By Heather A. Cooper & Dr. Leah Nathan, Cooper Ginsberg Gray, PLLC, Jan 2018
Michelle sat nervously across from the attorney, answering questions about her family’s finances as best she could during the initial interview. Michelle never thought she would find herself in the office of a divorce attorney, but her husband’s sudden and unilateral proclamation that their marriage was “over” propelled her into new and uncomfortable circumstances.
• How long has your husband been contributing to the retirement plan?
• When you purchased the house, what was the source of funds for the down payment?
• Do you receive bonuses as part of your compensation package?
As Michelle shuffled through the paperwork that she had haphazardly shoved in her bag before leaving for the appointment, looking for the answers to the attorney’s questions, the lawyer was already identifying the legal issues that would likely arise in the case. However, the other professional in the room was identifying issues of a much different nature — issues that needed as much, if not more, immediate attention and continual consideration and monitoring throughout the divorce process.
Seated next to Michelle’s attorney was the law firm’s Divorce Coach, a psychologist whose primary concern was not the source of funds used to accumulate assets or how the family’s income was structured, but rather whether Michelle was emotionally ready for the challenges that the divorce would bring.
The Divorce Coach listened carefully to Michelle’s statements and observed her reactions and demeanor. She then remarked to both Michelle and the attorney that Michelle appeared to be in the first phase of the grief cycle, characterized by denial, confusion, shock, and fear.

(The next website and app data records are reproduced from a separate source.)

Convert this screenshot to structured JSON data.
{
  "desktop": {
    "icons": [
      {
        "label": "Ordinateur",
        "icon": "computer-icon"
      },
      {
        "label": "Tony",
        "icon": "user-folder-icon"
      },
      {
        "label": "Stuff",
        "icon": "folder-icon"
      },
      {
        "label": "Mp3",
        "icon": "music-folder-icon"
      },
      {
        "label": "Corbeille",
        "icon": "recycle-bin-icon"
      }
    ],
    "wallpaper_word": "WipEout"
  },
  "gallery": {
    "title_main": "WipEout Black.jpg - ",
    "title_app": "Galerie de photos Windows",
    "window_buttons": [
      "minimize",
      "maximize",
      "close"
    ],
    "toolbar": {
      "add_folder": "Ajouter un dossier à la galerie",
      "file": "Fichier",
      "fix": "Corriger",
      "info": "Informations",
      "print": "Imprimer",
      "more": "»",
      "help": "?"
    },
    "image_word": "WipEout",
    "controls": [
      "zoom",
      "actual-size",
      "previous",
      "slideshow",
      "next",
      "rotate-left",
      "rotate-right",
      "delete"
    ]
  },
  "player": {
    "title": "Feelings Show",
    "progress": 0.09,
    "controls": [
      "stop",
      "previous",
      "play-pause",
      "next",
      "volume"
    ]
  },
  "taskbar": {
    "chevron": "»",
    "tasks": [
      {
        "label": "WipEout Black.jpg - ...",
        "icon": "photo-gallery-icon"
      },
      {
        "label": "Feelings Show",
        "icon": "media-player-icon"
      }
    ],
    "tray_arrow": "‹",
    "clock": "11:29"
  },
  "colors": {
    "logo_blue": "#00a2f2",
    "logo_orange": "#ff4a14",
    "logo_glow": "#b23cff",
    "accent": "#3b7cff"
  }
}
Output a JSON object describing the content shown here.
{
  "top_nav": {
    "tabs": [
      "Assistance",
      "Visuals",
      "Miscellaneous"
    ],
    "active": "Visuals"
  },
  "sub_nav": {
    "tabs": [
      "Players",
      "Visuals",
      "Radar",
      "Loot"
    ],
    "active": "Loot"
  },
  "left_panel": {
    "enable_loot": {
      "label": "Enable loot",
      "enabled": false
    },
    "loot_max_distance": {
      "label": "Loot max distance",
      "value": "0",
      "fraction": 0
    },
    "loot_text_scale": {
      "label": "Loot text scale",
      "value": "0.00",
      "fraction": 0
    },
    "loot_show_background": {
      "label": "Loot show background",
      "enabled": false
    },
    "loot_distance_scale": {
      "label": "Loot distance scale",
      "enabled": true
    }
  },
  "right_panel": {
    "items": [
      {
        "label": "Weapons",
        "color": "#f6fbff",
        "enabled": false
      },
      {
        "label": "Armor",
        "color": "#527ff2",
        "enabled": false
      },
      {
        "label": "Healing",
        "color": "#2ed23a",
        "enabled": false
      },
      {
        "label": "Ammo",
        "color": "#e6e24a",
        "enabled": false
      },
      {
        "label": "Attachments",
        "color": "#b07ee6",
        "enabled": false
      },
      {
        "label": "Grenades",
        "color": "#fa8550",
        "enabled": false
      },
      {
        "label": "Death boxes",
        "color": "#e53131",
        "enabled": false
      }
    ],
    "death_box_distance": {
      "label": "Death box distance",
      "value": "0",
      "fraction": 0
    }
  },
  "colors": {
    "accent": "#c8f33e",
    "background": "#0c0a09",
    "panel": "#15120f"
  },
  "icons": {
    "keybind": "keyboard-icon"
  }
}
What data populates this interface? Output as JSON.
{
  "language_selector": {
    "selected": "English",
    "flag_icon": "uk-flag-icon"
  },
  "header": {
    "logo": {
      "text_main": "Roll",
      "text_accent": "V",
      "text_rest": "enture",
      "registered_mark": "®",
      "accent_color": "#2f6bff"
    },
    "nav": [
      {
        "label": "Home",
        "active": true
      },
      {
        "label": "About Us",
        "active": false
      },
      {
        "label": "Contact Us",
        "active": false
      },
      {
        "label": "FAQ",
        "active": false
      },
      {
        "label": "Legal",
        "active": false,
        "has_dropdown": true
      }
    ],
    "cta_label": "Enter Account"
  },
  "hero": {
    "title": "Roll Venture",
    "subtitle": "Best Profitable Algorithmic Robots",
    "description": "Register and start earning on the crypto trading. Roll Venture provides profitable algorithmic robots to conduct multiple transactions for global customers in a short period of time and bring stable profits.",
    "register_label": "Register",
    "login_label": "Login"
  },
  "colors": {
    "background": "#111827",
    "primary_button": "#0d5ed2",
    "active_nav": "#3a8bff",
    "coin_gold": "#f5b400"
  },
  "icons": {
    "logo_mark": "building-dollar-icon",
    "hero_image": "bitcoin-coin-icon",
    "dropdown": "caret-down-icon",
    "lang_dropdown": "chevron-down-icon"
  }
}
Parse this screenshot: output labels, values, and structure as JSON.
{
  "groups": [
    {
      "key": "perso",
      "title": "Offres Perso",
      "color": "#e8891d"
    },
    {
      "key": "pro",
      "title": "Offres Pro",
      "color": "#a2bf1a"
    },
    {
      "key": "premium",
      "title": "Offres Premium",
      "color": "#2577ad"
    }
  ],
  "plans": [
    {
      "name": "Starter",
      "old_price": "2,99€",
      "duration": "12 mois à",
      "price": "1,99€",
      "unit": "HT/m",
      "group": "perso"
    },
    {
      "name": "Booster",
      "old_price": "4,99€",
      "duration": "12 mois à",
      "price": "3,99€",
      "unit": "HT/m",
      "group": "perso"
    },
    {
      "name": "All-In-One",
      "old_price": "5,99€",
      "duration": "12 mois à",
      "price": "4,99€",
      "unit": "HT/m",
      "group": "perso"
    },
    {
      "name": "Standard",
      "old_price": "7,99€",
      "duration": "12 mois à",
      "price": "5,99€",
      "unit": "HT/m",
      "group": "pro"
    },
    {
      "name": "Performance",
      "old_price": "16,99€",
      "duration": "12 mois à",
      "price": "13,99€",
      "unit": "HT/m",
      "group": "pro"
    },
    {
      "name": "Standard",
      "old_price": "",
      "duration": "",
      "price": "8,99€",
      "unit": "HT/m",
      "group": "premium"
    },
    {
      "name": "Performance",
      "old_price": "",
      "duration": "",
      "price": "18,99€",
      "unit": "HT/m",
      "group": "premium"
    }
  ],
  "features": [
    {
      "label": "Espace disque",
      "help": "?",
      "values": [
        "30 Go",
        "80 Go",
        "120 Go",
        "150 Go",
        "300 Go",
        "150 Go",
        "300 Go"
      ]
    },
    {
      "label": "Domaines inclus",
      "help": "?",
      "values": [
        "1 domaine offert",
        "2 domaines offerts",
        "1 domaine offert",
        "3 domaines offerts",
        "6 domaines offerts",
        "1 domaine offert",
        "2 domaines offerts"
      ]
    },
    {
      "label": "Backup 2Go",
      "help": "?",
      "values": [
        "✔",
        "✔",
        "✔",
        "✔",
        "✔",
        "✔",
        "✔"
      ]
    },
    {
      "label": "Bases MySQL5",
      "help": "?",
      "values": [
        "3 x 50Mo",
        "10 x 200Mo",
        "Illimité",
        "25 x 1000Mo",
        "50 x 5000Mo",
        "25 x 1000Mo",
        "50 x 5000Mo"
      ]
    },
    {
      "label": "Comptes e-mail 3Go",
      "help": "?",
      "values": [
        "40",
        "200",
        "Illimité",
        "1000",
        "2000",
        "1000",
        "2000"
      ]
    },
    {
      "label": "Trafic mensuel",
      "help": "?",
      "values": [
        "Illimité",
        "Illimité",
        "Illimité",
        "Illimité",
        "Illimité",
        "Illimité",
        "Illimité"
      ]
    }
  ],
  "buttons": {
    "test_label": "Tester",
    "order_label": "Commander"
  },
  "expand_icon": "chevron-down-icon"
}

Michelle exhaled because the Divorce Coach had verbalized exactly what she was feeling.
Michelle was devastated by a situation over which she had no control and terrified of the impact that separation and divorce would inevitably have on the children and her financial security. The attorney, grateful for the Divorce Coach’s input, refocused her questions to ensure that all of Michelle’s issues and concerns were being addressed in a sensitive nature.
“Divorce coaching,” an often unfamiliar term for many divorcing spouses (and even family law attorneys), is an active, individualized service geared towards helping clients navigate the emotional roller coaster of divorce, make informed decisions, adapt to change, and envision their future after the divorce. The American Bar Association has recognized divorce coaching as a goal-oriented process designed to help clients make the best possible decisions for their future based on their particular interests, needs, and concerns. The Divorce Coach becomes the client’s objective “thinking partner” as she traverses the three primary phases of the divorce:
• Should I stay or should I go?
• How can I possibly get through this?
• How do I adjust to my new life?
With a thinking partner to assist with the emotional challenges that the process brings, the client is able to manage stress more effectively and work more efficiently with the lawyer in developing an action plan for optimal success (whether through settlement or litigation).
Divorce Coaches can assist in a variety of other ways, such as:
• Compiling personality profiles of the client and the spouse (which can be extremely beneficial to the overall legal strategy);
• Preparing clients for the reactions (expected and unexpected) of their spouse to different issues or triggers;
• Helping clients become more efficient in their communications and interactions with the attorney (whose hourly rate is often more expensive than that of the Divorce Coach, thereby providing overall cost savings for the client);
• Teaching clients effective ways of communicating with their children and addressing the emotions and issues presented by them during (and after) the divorce;
• Providing unique tools for stress management (such as the use of breathing techniques, role plays, journaling, etc.); and
• Spotting issues that the attorney might not otherwise know to look for (such as the effect that an event in a client’s childhood may be having on his/her approach to issues in the divorce).
People, who find themselves in the midst of a divorce, whether by their choice or that of their spouse, can benefit from the services of a law firm that recognizes the significance and importance not only of the family’s financial and legal issues but the emotional issues as well. Divorce coaching compliments the expertise and essential services of the attorney and often reduces the overall costs of the divorce.
When a Divorce Coach is involved, attorneys can devote more time and effort to the legal aspects of the case and rest assured that clients are better able to make informed decisions and cooperate more effectively with the legal process. At the same time, the client feels increasingly empowered, having become equipped with empirically validated strategies for coping with stress, effectively communicating with her spouse, children, and attorney, and envisioning the future.
Heather A. Cooper is one of three founding partners of Cooper Ginsberg Gray, PLLC, a family law firm serving the Northern Virginia area; Dr. Leah Nathan is the firm’s Psychologist/Divorce Coach who works closely with the firm’s attorneys. Dr. Nathan offers one-on-one divorce coaching and facilitates complimentary seminars and support groups for Cooper Ginsberg Gray, PLLC’s clients. Learn more about Divorce Coaching here.
Cooper Ginsberg Gray, PLLC is located at 10201 Fairfax Blvd., Suite 520, Fairfax, VA 22030. Visit them online or by calling (703) 934-1480.